The most recent vote in Congress on $40 billion for Ukraine showed the power of the populist wing, which appears to include roughly one-quarter of the Republicans in the House and Senate.

“This is a tradition that in my party runs back to Theodore Roosevelt,” Sen. Josh Hawley, R-Mo., and another possible candidate for the Republican nomination in 2024, told Yahoo News. “It's a tradition that says that we should look very carefully at securing America's national security, that we should pursue a foreign policy that is focused around our national interests, and our overriding national interest is always to prevent any one nation from growing powerful enough to dominate us.”

The Reagan coalition is shrinking, but remains potent

In Georgia, Republican voters appear likely to hand Trump his biggest loss yet: supporting the incumbent, Gov. Brian Kemp — whom Trump pressured, unsuccessfully, to overturn the 2020 election results in the state — over Trump’s anointed candidate, former Sen. David Perdue. With Perdue’s loss imminent, Trump has abandoned the longtime Georgia politician, whom he recruited to run less than a year ago.

Former Sen. David Perdue, as Gov. Brian Kemp listens, speaks at a podium marked The Atlanta Press. Club Inc.
Georgia Gov. Brian Kemp, left, and former Sen. David Perdue at a Republican gubernatorial primary debate on May 1 in Atlanta. (Brynn Anderson/Pool via AP)

The old establishment has racked up some surprising wins over the MAGA-verse, protecting the governor’s seat in Idaho and beating back a Trump donor and Jan. 6 organizer, Charles Herbster, in Nebraska. Veteran Republicans even succeeded in ousting North Carolina Rep. Madison Cawthorn, who got a late burst of support from Trump but was unable to recover from a deluge of scandals.

Reagan’s namesake foundation in California has been hosting a series of speeches featuring potential 2024 Republican presidential contenders, from former Vice President Mike Pence to South Carolina Sen. Tim Scott. Notably, it has left Trump off its rostrum.

“Whether they result in a win, a loss or a race that’s too close to call, the numbers for Vance, Cawthorn and Oz paint a strikingly similar picture, one that suggests two things: The size of the Trump base among GOP primary voters is consistent, but small; and Trump’s endorsement, while helpful, is nowhere near being a golden ticket,” one veteran Republican strategist, Doug Heye, wrote after this week’s Republican primaries.

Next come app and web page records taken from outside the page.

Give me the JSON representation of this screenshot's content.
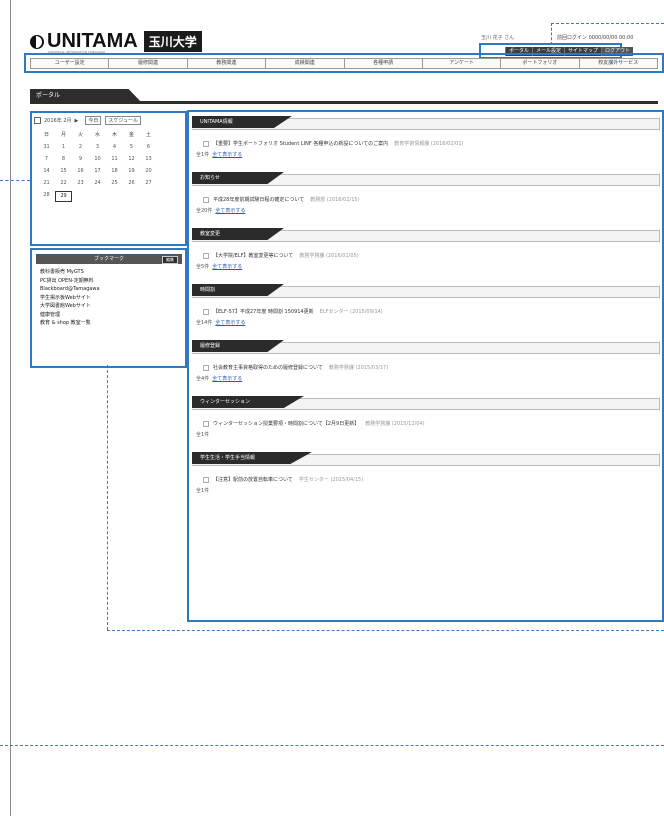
{
  "header": {
    "logo_text": "UNITAMA",
    "logo_kanji": "玉川大学",
    "logo_sub": "UNIVERSAL INFORMATION TAMAGAWA",
    "user_greeting": "玉川 花子 さん",
    "last_login": "前回ログイン 0000/00/00 00:00",
    "util_links": [
      "ポータル",
      "メール設定",
      "サイトマップ",
      "ログアウト"
    ]
  },
  "nav": [
    "ユーザー設定",
    "履修関連",
    "教務関連",
    "成績関連",
    "各種申請",
    "アンケート",
    "ポートフォリオ",
    "校友課外サービス"
  ],
  "portal_tab": "ポータル",
  "calendar": {
    "month_label": "2016年 2月",
    "prev": "◀",
    "next": "▶",
    "today_btn": "今日",
    "schedule_btn": "スケジュール",
    "dow": [
      "日",
      "月",
      "火",
      "水",
      "木",
      "金",
      "土"
    ],
    "rows": [
      [
        "31",
        "1",
        "2",
        "3",
        "4",
        "5",
        "6"
      ],
      [
        "7",
        "8",
        "9",
        "10",
        "11",
        "12",
        "13"
      ],
      [
        "14",
        "15",
        "16",
        "17",
        "18",
        "19",
        "20"
      ],
      [
        "21",
        "22",
        "23",
        "24",
        "25",
        "26",
        "27"
      ],
      [
        "28",
        "29",
        "",
        "",
        "",
        "",
        ""
      ]
    ],
    "today": "29"
  },
  "bookmark": {
    "title": "ブックマーク",
    "edit": "編集",
    "items": [
      "教科書販売 MyGTS",
      "PC貸出 OPEN-定期無料",
      "Blackboard@Tamagawa",
      "学生掲示板Webサイト",
      "大学図書館Webサイト",
      "健康管理",
      "教育 & shop 教室一覧"
    ]
  },
  "sections": [
    {
      "title": "UNITAMA情報",
      "item": "【重要】学生ポートフォリオ Student LINF 各種申込の新設についてのご案内",
      "meta": "教育学術情報課 (2016/02/01)",
      "count": "全1件",
      "all": "全て表示する"
    },
    {
      "title": "お知らせ",
      "item": "平成28年度前期試験日程の確定について",
      "meta": "教務部 (2016/02/15)",
      "count": "全20件",
      "all": "全て表示する"
    },
    {
      "title": "教室変更",
      "item": "【大学院/ELF】教室変更等について",
      "meta": "教務学務課 (2016/01/05)",
      "count": "全5件",
      "all": "全て表示する"
    },
    {
      "title": "時間割",
      "item": "【ELF-57】平成27年度 時間割 150914更新",
      "meta": "ELFセンター (2015/09/14)",
      "count": "全14件",
      "all": "全て表示する"
    },
    {
      "title": "履修登録",
      "item": "社会教育主事資格取得のための履修登録について",
      "meta": "教務学務課 (2015/03/17)",
      "count": "全4件",
      "all": "全て表示する"
    },
    {
      "title": "ウィンターセッション",
      "item": "ウィンターセッション授業要項・時間割について【2月9日更新】",
      "meta": "教務学務課 (2015/12/04)",
      "count": "全1件",
      "all": ""
    },
    {
      "title": "学生生活・学生手当情報",
      "item": "【注意】駅前の放置自転車について",
      "meta": "学生センター (2015/04/15)",
      "count": "全1件",
      "all": ""
    }
  ]
}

The protagonist over the brand

When a candidate walks in with some celebrity appeal, broad recognition and polish — like Vance and Oz — the official Trump branding of MAGA approval is usually enough to carry them over the finish line. But branding isn’t always enough.

“The strength and the skill of the politician matters. I mean, look what happened in Idaho,” Cole said, referring to the governor’s race, where Gov. Brad Little, supported by Idaho’s top Republicans, handily beat Lt. Gov. Janice McGeachin, who was backed by Trump.

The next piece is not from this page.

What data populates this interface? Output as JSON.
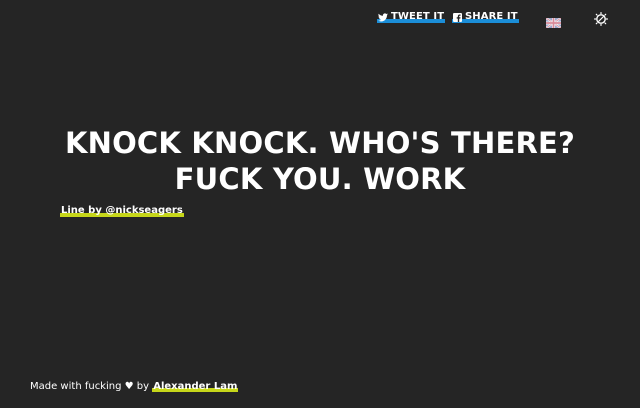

Janice McGeachin gestures emphatically in a room covered with posters.
Idaho Lt. Gov. Janice McGeachin at a Republican primary celebration in Boise, Idaho, on Tuesday. (Kyle Green/AP)

“He’s got enormous influence,” Cole said of Trump. “I don't know any incumbent that wants the president on the other side of him in a Republican primary. I can tell you I certainly don't. So I think he's still the most important figure inside the Republican coalition, but nobody defines the entire Republican Party by one man, any more than any one figure would define the entire Democratic Party.”

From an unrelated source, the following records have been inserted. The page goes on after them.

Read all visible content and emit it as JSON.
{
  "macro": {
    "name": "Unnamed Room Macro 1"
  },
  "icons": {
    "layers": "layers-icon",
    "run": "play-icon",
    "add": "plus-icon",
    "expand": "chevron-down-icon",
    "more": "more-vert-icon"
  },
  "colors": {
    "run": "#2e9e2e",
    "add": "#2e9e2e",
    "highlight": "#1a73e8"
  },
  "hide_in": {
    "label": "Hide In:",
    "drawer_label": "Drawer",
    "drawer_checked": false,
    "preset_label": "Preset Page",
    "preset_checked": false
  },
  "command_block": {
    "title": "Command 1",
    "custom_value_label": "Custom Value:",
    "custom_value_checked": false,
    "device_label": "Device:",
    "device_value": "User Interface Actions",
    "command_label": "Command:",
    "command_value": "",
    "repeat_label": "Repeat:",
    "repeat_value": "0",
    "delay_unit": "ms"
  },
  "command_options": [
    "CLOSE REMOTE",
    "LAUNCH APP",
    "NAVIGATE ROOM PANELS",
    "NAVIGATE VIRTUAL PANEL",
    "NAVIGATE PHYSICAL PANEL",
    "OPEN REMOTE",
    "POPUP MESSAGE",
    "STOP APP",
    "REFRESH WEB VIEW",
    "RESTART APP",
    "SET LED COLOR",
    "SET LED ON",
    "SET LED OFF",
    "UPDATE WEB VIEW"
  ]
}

Gentry Collins, a longtime Republican strategist and CEO of the new AmFree Chamber — which formed as a counterweight to former GOP stalwart the U.S. Chamber of Commerce — said he’s seeing a lot of voter discontent over inflation, gas prices and other stressors. That means that candidates seeking support from any wing of the modern GOP need to bring more than just a label to their races.

“I don't think it's just enough to be, like, ‘I’m the not-Trump candidate.’ That doesn't work this time. But I think we're also seeing in these primaries that if I've got nothing to offer but being the Trump legacy candidate, that's not quite working, either,” Collins said. “I just fundamentally think people are really worried about bread-and-butter issues, quite literally, and are looking for people that are serious about how to fix that.”